▶ _EXERCISE BRIEF_
Please copy each line below that contains the word "Actalis".

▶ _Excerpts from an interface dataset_
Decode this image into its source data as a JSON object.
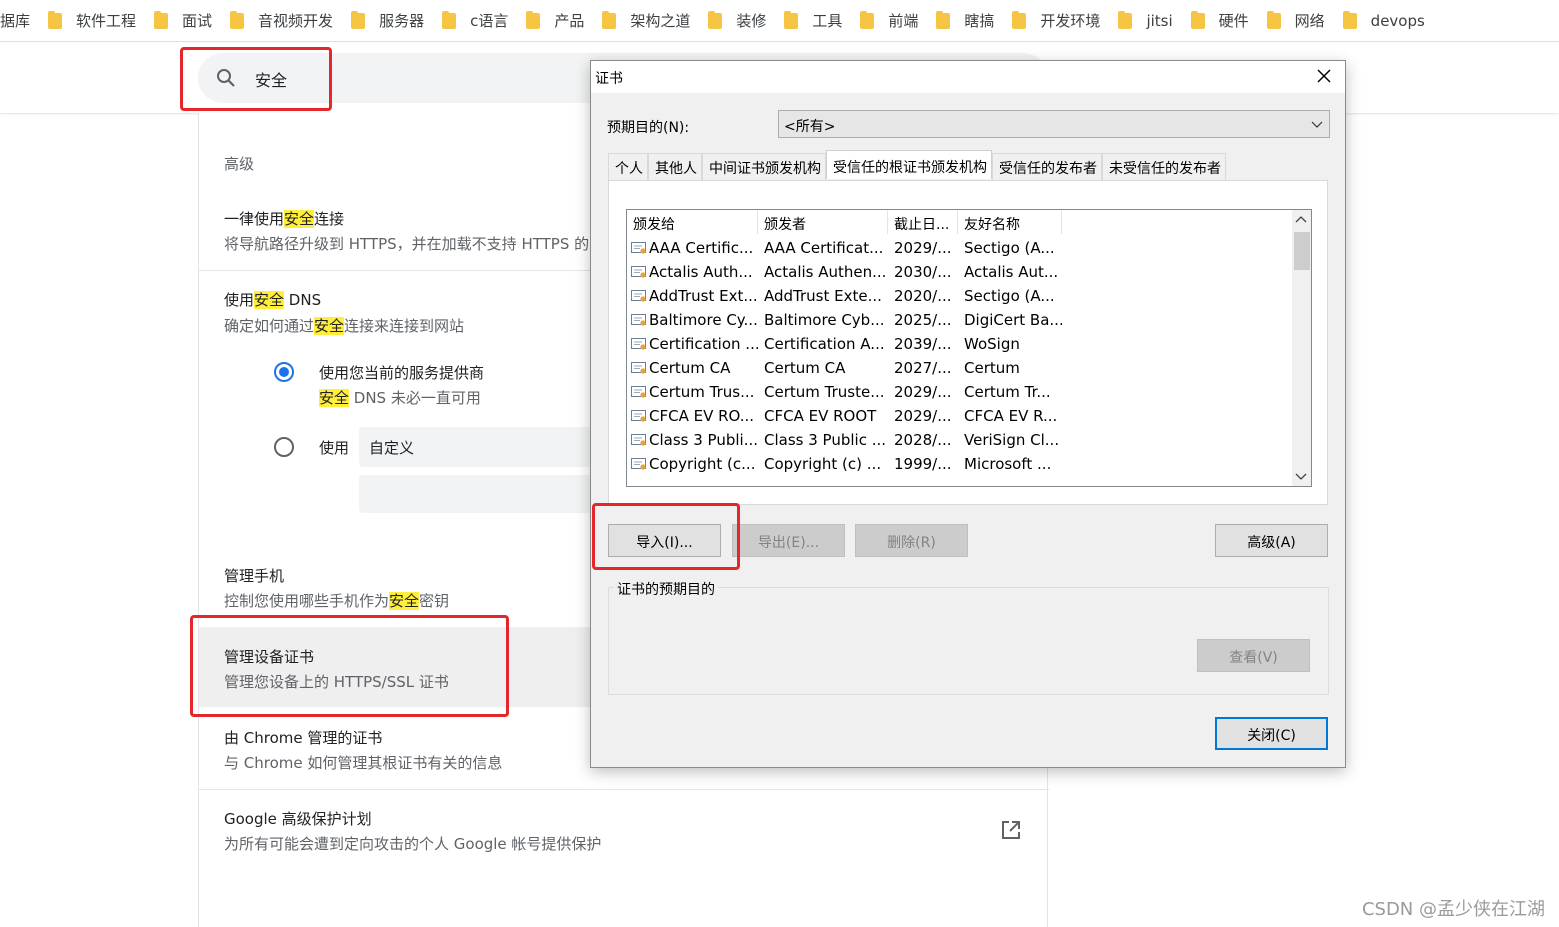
{
  "bookmarks": [
    "据库",
    "软件工程",
    "面试",
    "音视频开发",
    "服务器",
    "c语言",
    "产品",
    "架构之道",
    "装修",
    "工具",
    "前端",
    "瞎搞",
    "开发环境",
    "jitsi",
    "硬件",
    "网络",
    "devops"
  ],
  "search": {
    "query": "安全"
  },
  "settings": {
    "section_title": "高级",
    "https_title_pre": "一律使用",
    "https_title_hl": "安全",
    "https_title_post": "连接",
    "https_sub": "将导航路径升级到 HTTPS，并在加载不支持 HTTPS 的网站前提醒您",
    "dns_title_pre": "使用",
    "dns_title_hl": "安全",
    "dns_title_post": " DNS",
    "dns_sub_pre": "确定如何通过",
    "dns_sub_hl": "安全",
    "dns_sub_post": "连接来连接到网站",
    "dns_option1": "使用您当前的服务提供商",
    "dns_option1_sub_hl": "安全",
    "dns_option1_sub_post": " DNS 未必一直可用",
    "dns_option2": "使用",
    "dns_provider_selected": "自定义",
    "phone_title": "管理手机",
    "phone_sub_pre": "控制您使用哪些手机作为",
    "phone_sub_hl": "安全",
    "phone_sub_post": "密钥",
    "certs_title": "管理设备证书",
    "certs_sub": "管理您设备上的 HTTPS/SSL 证书",
    "chrome_certs_title": "由 Chrome 管理的证书",
    "chrome_certs_sub": "与 Chrome 如何管理其根证书有关的信息",
    "gapp_title": "Google 高级保护计划",
    "gapp_sub": "为所有可能会遭到定向攻击的个人 Google 帐号提供保护"
  },
  "dialog": {
    "title": "证书",
    "purpose_label": "预期目的(N):",
    "purpose_value": "<所有>",
    "tabs": [
      "个人",
      "其他人",
      "中间证书颁发机构",
      "受信任的根证书颁发机构",
      "受信任的发布者",
      "未受信任的发布者"
    ],
    "active_tab": 3,
    "columns": [
      "颁发给",
      "颁发者",
      "截止日...",
      "友好名称"
    ],
    "rows": [
      [
        "AAA Certific...",
        "AAA Certificat...",
        "2029/...",
        "Sectigo (A..."
      ],
      [
        "Actalis Auth...",
        "Actalis Authen...",
        "2030/...",
        "Actalis Aut..."
      ],
      [
        "AddTrust Ext...",
        "AddTrust Exte...",
        "2020/...",
        "Sectigo (A..."
      ],
      [
        "Baltimore Cy...",
        "Baltimore Cyb...",
        "2025/...",
        "DigiCert Ba..."
      ],
      [
        "Certification ...",
        "Certification A...",
        "2039/...",
        "WoSign"
      ],
      [
        "Certum CA",
        "Certum CA",
        "2027/...",
        "Certum"
      ],
      [
        "Certum Trus...",
        "Certum Truste...",
        "2029/...",
        "Certum Tr..."
      ],
      [
        "CFCA EV RO...",
        "CFCA EV ROOT",
        "2029/...",
        "CFCA EV R..."
      ],
      [
        "Class 3 Publi...",
        "Class 3 Public ...",
        "2028/...",
        "VeriSign Cl..."
      ],
      [
        "Copyright (c...",
        "Copyright (c) ...",
        "1999/...",
        "Microsoft ..."
      ]
    ],
    "import_btn": "导入(I)...",
    "export_btn": "导出(E)...",
    "remove_btn": "删除(R)",
    "advanced_btn": "高级(A)",
    "purposes_group": "证书的预期目的",
    "view_btn": "查看(V)",
    "close_btn": "关闭(C)"
  },
  "watermark": "CSDN @孟少侠在江湖",
  "colors": {
    "highlight": "#ffef3a",
    "annotation_red": "#e5262b",
    "radio_blue": "#1a73e8"
  }
}
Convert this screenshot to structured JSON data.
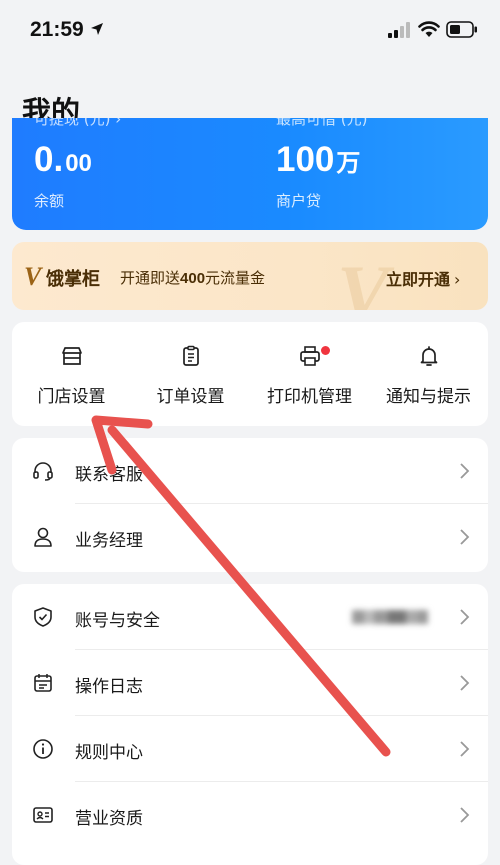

▶ _ANSWER BOX_
        "Actalis Auth...",
        "Actalis Authen...",
        "Actalis Aut..."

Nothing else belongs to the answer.